A friend recently asked me how I felt about shifting the date of Australia Day. I’m in favour of it and voted for triplej to shift the Top 100 Countdown accordingly. My friend didn’t agree, on the basis that moving a date to satisfy a small percentage of the population could (and probably would) upset another portion of the population. I didn’t think at the time why this argument didn’t work for me but as I drove home it dawned on me. The indigenous people of Australia are not just a percentage of the population, they are the first people of our nation, they are the most victimised of our nation over time. I have respect for Paul Keating’s Redfern speech, 10 December 1992 (for the Year of Indigenous People in 1993). I’m pleased Kevin Rudd said ‘Sorry’ in 2008. But now we need to put action behind these words before they become hollow in the face of horrific statistics continuing to indicate the mistreatment, poor health and poor education of the maligned indigenous people of Australia.
So here I am in New Orleans, a city with a history of a blend of people from a range of different places in the world. Already we have sat in the hotel bar full of middle class white patrons with all the workers around us being not-white, except one. It made me uncomfortable. I feel powerless to change anything here in the US but back home I could be doing more.

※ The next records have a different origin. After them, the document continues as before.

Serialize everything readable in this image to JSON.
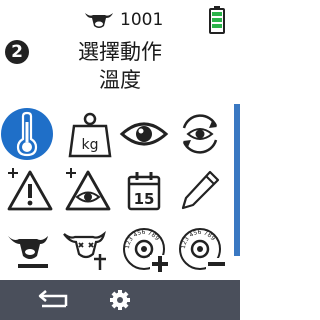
{
  "status": {
    "animal_count": "1001",
    "battery_level": 0.9,
    "battery_color": "#2bb34a",
    "icons": [
      "cow-icon",
      "battery-icon"
    ]
  },
  "header": {
    "step": "2",
    "title": "選擇動作",
    "subtitle": "溫度"
  },
  "grid": {
    "items": [
      {
        "name": "thermometer-icon",
        "selected": true
      },
      {
        "name": "weight-icon",
        "label": "kg"
      },
      {
        "name": "eye-icon"
      },
      {
        "name": "eye-refresh-icon"
      },
      {
        "name": "warning-plus-icon"
      },
      {
        "name": "eye-warning-plus-icon"
      },
      {
        "name": "calendar-icon",
        "label": "15"
      },
      {
        "name": "pencil-icon"
      },
      {
        "name": "cow-remove-icon"
      },
      {
        "name": "cow-dead-icon"
      },
      {
        "name": "tag-add-icon",
        "label": "123 456 789"
      },
      {
        "name": "tag-remove-icon",
        "label": "123 456 789"
      }
    ],
    "accent": "#1f6fc8"
  },
  "bottom_bar": {
    "icons": [
      "back-icon",
      "gear-icon"
    ],
    "background": "#4a4f5b"
  }
}
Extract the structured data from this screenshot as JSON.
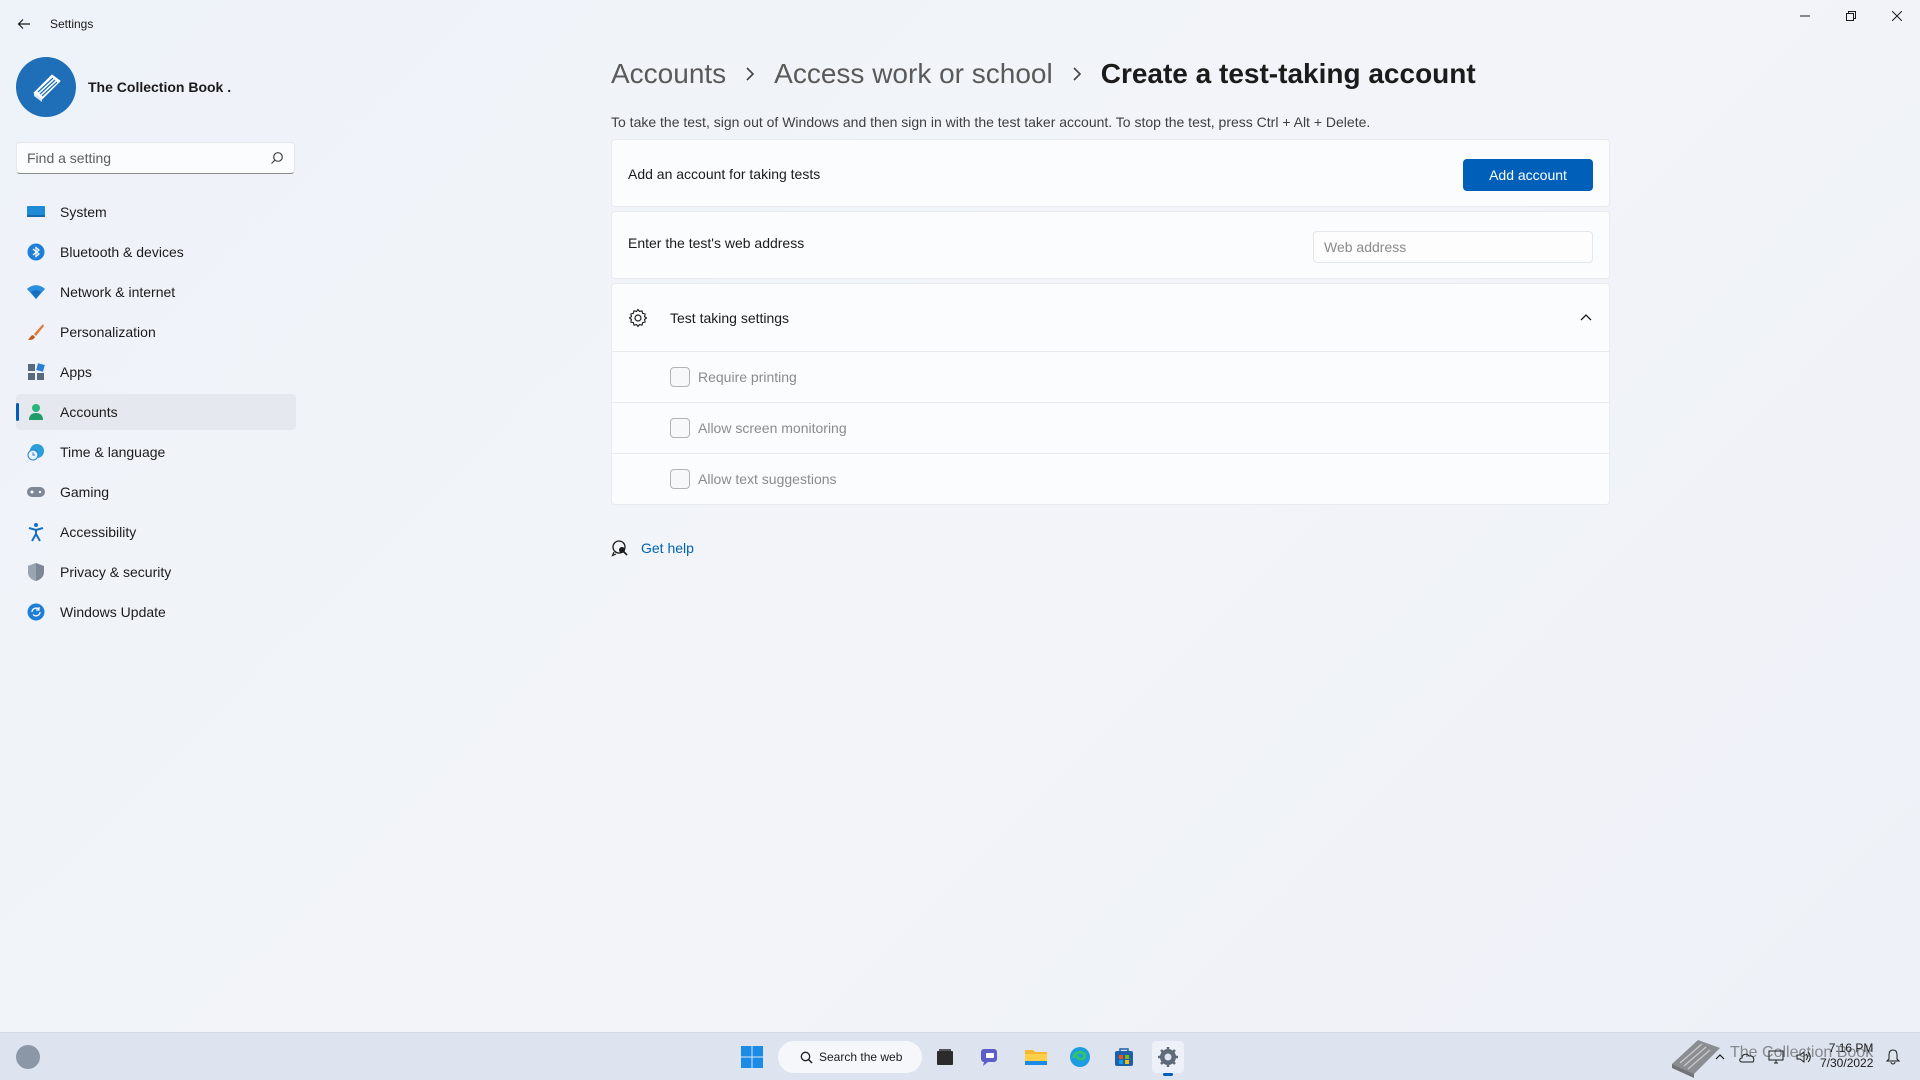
{
  "app": {
    "title": "Settings"
  },
  "profile": {
    "name": "The Collection Book ."
  },
  "search": {
    "placeholder": "Find a setting"
  },
  "sidebar": {
    "items": [
      {
        "label": "System",
        "icon": "system-icon"
      },
      {
        "label": "Bluetooth & devices",
        "icon": "bluetooth-icon"
      },
      {
        "label": "Network & internet",
        "icon": "wifi-icon"
      },
      {
        "label": "Personalization",
        "icon": "brush-icon"
      },
      {
        "label": "Apps",
        "icon": "apps-icon"
      },
      {
        "label": "Accounts",
        "icon": "accounts-icon",
        "active": true
      },
      {
        "label": "Time & language",
        "icon": "time-language-icon"
      },
      {
        "label": "Gaming",
        "icon": "gaming-icon"
      },
      {
        "label": "Accessibility",
        "icon": "accessibility-icon"
      },
      {
        "label": "Privacy & security",
        "icon": "shield-icon"
      },
      {
        "label": "Windows Update",
        "icon": "update-icon"
      }
    ]
  },
  "breadcrumb": {
    "items": [
      "Accounts",
      "Access work or school"
    ],
    "current": "Create a test-taking account"
  },
  "description": "To take the test, sign out of Windows and then sign in with the test taker account. To stop the test, press Ctrl + Alt + Delete.",
  "add_account": {
    "label": "Add an account for taking tests",
    "button": "Add account"
  },
  "web_address": {
    "label": "Enter the test's web address",
    "placeholder": "Web address"
  },
  "test_settings": {
    "title": "Test taking settings",
    "expanded": true,
    "options": [
      {
        "label": "Require printing",
        "checked": false
      },
      {
        "label": "Allow screen monitoring",
        "checked": false
      },
      {
        "label": "Allow text suggestions",
        "checked": false
      }
    ]
  },
  "help": {
    "label": "Get help"
  },
  "taskbar": {
    "search_label": "Search the web",
    "time": "7:16 PM",
    "date": "7/30/2022",
    "watermark": "The Collection Book"
  },
  "colors": {
    "accent": "#005fb8",
    "link": "#0063b1"
  }
}
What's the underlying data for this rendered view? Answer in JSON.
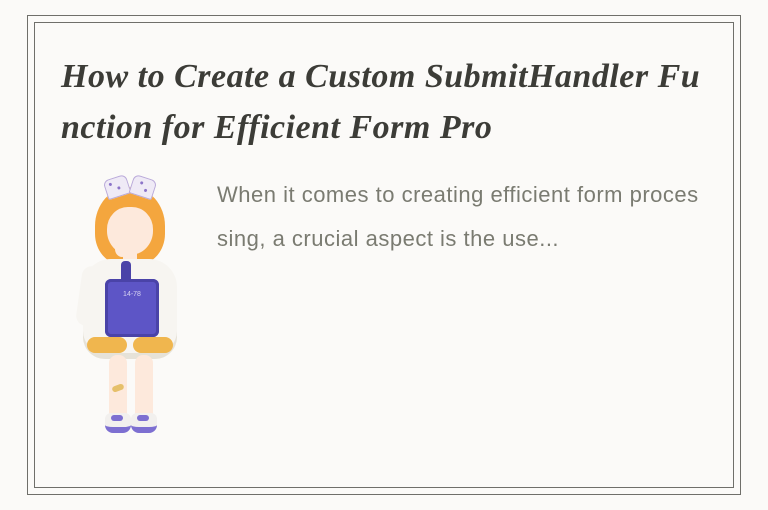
{
  "card": {
    "title": "How to Create a Custom SubmitHandler Function for Efficient Form Pro",
    "body": "When it comes to creating efficient form processing, a crucial aspect is the use...",
    "bag_label": "14-78"
  }
}
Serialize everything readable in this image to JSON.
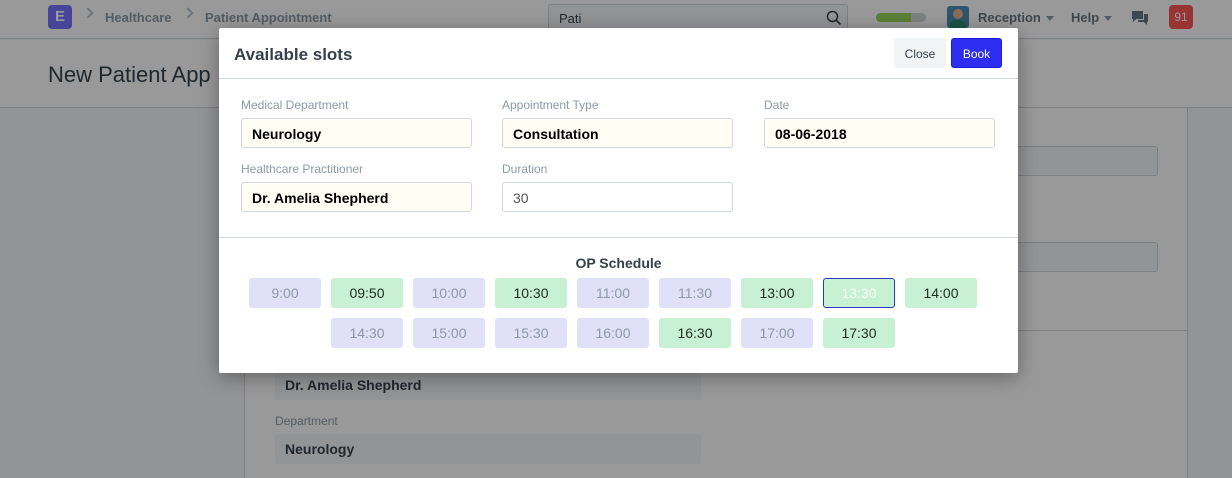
{
  "navbar": {
    "logo": "E",
    "breadcrumbs": [
      "Healthcare",
      "Patient Appointment"
    ],
    "search_value": "Pati",
    "progress_fraction": 0.7,
    "user_menu": "Reception",
    "help_menu": "Help",
    "notification_count": "91"
  },
  "page": {
    "title": "New Patient App",
    "bg_practitioner": "Dr. Amelia Shepherd",
    "bg_department_label": "Department",
    "bg_department": "Neurology"
  },
  "modal": {
    "title": "Available slots",
    "close_label": "Close",
    "book_label": "Book",
    "fields": {
      "medical_department": {
        "label": "Medical Department",
        "value": "Neurology"
      },
      "appointment_type": {
        "label": "Appointment Type",
        "value": "Consultation"
      },
      "date": {
        "label": "Date",
        "value": "08-06-2018"
      },
      "practitioner": {
        "label": "Healthcare Practitioner",
        "value": "Dr. Amelia Shepherd"
      },
      "duration": {
        "label": "Duration",
        "value": "30"
      }
    },
    "schedule_title": "OP Schedule",
    "slots": [
      {
        "time": "9:00",
        "status": "unavailable"
      },
      {
        "time": "09:50",
        "status": "available"
      },
      {
        "time": "10:00",
        "status": "unavailable"
      },
      {
        "time": "10:30",
        "status": "available"
      },
      {
        "time": "11:00",
        "status": "unavailable"
      },
      {
        "time": "11:30",
        "status": "unavailable"
      },
      {
        "time": "13:00",
        "status": "available"
      },
      {
        "time": "13:30",
        "status": "selected"
      },
      {
        "time": "14:00",
        "status": "available"
      },
      {
        "time": "14:30",
        "status": "unavailable"
      },
      {
        "time": "15:00",
        "status": "unavailable"
      },
      {
        "time": "15:30",
        "status": "unavailable"
      },
      {
        "time": "16:00",
        "status": "unavailable"
      },
      {
        "time": "16:30",
        "status": "available"
      },
      {
        "time": "17:00",
        "status": "unavailable"
      },
      {
        "time": "17:30",
        "status": "available"
      }
    ]
  },
  "colors": {
    "primary": "#2e2ef2",
    "slot_available": "#c8f0d2",
    "slot_unavailable": "#e0e0f8",
    "notification": "#ff5858"
  }
}
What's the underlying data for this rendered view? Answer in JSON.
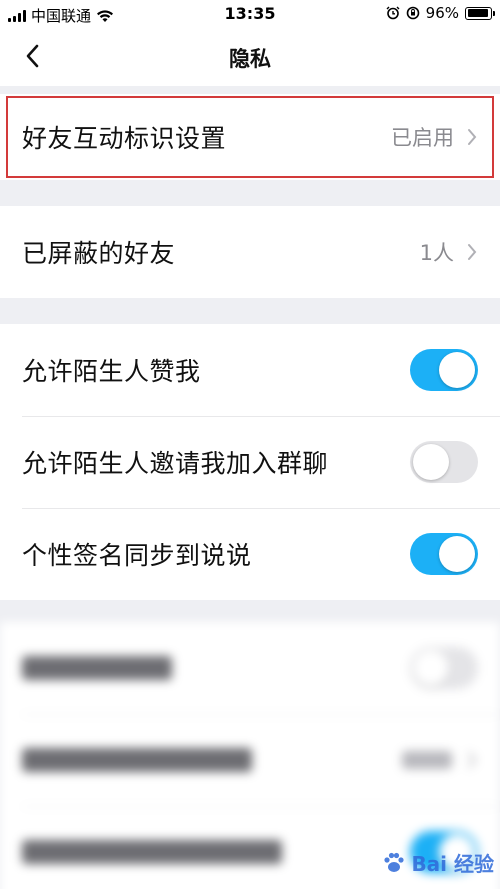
{
  "status_bar": {
    "carrier": "中国联通",
    "time": "13:35",
    "battery": "96%",
    "battery_level": 0.96,
    "icons": [
      "signal-icon",
      "wifi-icon",
      "alarm-icon",
      "orientation-lock-icon",
      "battery-icon"
    ]
  },
  "nav": {
    "title": "隐私",
    "back_icon": "chevron-left-icon"
  },
  "sections": {
    "friend_interaction": {
      "label": "好友互动标识设置",
      "value": "已启用"
    },
    "blocked_friends": {
      "label": "已屏蔽的好友",
      "value": "1人"
    },
    "toggles": [
      {
        "label": "允许陌生人赞我",
        "on": true
      },
      {
        "label": "允许陌生人邀请我加入群聊",
        "on": false
      },
      {
        "label": "个性签名同步到说说",
        "on": true
      }
    ]
  },
  "colors": {
    "toggle_on": "#1cb0f6",
    "toggle_off": "#e4e4e7",
    "highlight": "#d33a3a",
    "background": "#eeeff3"
  },
  "watermark": {
    "text": "Bai 经验",
    "icon": "baidu-paw-icon"
  }
}
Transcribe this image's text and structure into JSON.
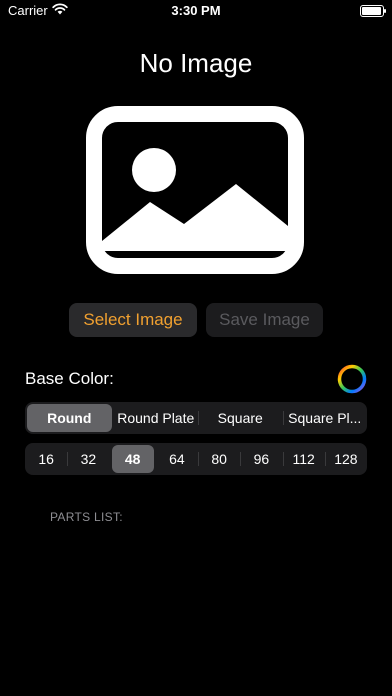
{
  "status": {
    "carrier": "Carrier",
    "time": "3:30 PM"
  },
  "title": "No Image",
  "buttons": {
    "select": "Select Image",
    "save": "Save Image"
  },
  "base_color_label": "Base Color:",
  "shapes": [
    {
      "label": "Round",
      "selected": true
    },
    {
      "label": "Round Plate",
      "selected": false
    },
    {
      "label": "Square",
      "selected": false
    },
    {
      "label": "Square Pl...",
      "selected": false
    }
  ],
  "sizes": [
    {
      "label": "16",
      "selected": false
    },
    {
      "label": "32",
      "selected": false
    },
    {
      "label": "48",
      "selected": true
    },
    {
      "label": "64",
      "selected": false
    },
    {
      "label": "80",
      "selected": false
    },
    {
      "label": "96",
      "selected": false
    },
    {
      "label": "112",
      "selected": false
    },
    {
      "label": "128",
      "selected": false
    }
  ],
  "parts_list_label": "PARTS LIST:",
  "colors": {
    "accent": "#f0a030",
    "disabled": "#5a5a5e"
  }
}
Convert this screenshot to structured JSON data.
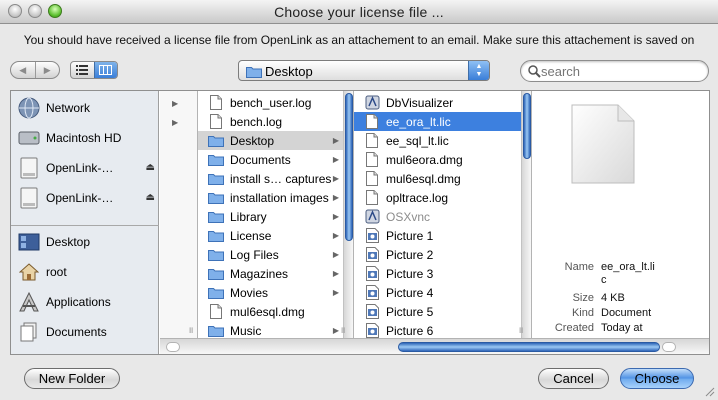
{
  "window": {
    "title": "Choose your license file ...",
    "message": "You should have received a license file from OpenLink as an attachement to an email. Make sure this attachement is saved on"
  },
  "toolbar": {
    "nav_back": "◀",
    "nav_forward": "▶",
    "location": "Desktop",
    "search_placeholder": "search"
  },
  "sidebar": {
    "devices": [
      {
        "label": "Network",
        "icon": "network-globe-icon"
      },
      {
        "label": "Macintosh HD",
        "icon": "hard-drive-icon"
      },
      {
        "label": "OpenLink-…",
        "icon": "disk-image-icon",
        "ejectable": true
      },
      {
        "label": "OpenLink-…",
        "icon": "disk-image-icon",
        "ejectable": true
      }
    ],
    "places": [
      {
        "label": "Desktop",
        "icon": "desktop-folder-icon"
      },
      {
        "label": "root",
        "icon": "home-icon"
      },
      {
        "label": "Applications",
        "icon": "applications-icon"
      },
      {
        "label": "Documents",
        "icon": "documents-icon"
      }
    ]
  },
  "column2": [
    {
      "name": "bench_user.log",
      "kind": "file"
    },
    {
      "name": "bench.log",
      "kind": "file"
    },
    {
      "name": "Desktop",
      "kind": "folder",
      "selected": true
    },
    {
      "name": "Documents",
      "kind": "folder"
    },
    {
      "name": "install s… captures",
      "kind": "folder"
    },
    {
      "name": "installation images",
      "kind": "folder"
    },
    {
      "name": "Library",
      "kind": "folder"
    },
    {
      "name": "License",
      "kind": "folder"
    },
    {
      "name": "Log Files",
      "kind": "folder"
    },
    {
      "name": "Magazines",
      "kind": "folder"
    },
    {
      "name": "Movies",
      "kind": "folder"
    },
    {
      "name": "mul6esql.dmg",
      "kind": "file"
    },
    {
      "name": "Music",
      "kind": "folder"
    }
  ],
  "column3": [
    {
      "name": "DbVisualizer",
      "kind": "app"
    },
    {
      "name": "ee_ora_lt.lic",
      "kind": "file",
      "selected": true
    },
    {
      "name": "ee_sql_lt.lic",
      "kind": "file"
    },
    {
      "name": "mul6eora.dmg",
      "kind": "file"
    },
    {
      "name": "mul6esql.dmg",
      "kind": "file"
    },
    {
      "name": "opltrace.log",
      "kind": "file"
    },
    {
      "name": "OSXvnc",
      "kind": "app",
      "dim": true
    },
    {
      "name": "Picture 1",
      "kind": "picture"
    },
    {
      "name": "Picture 2",
      "kind": "picture"
    },
    {
      "name": "Picture 3",
      "kind": "picture"
    },
    {
      "name": "Picture 4",
      "kind": "picture"
    },
    {
      "name": "Picture 5",
      "kind": "picture"
    },
    {
      "name": "Picture 6",
      "kind": "picture"
    }
  ],
  "preview": {
    "name_label": "Name",
    "name_line1": "ee_ora_lt.li",
    "name_line2": "c",
    "size_label": "Size",
    "size_value": "4 KB",
    "kind_label": "Kind",
    "kind_value": "Document",
    "created_label": "Created",
    "created_value": "Today at"
  },
  "buttons": {
    "new_folder": "New Folder",
    "cancel": "Cancel",
    "choose": "Choose"
  },
  "colors": {
    "selection_blue": "#3d80df",
    "sidebar_bg": "#e7ebf0",
    "folder_blue": "#6aa3e6"
  }
}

My business name is Think Learn Act. I think and I learn but I need to act more. I’m just unsure how.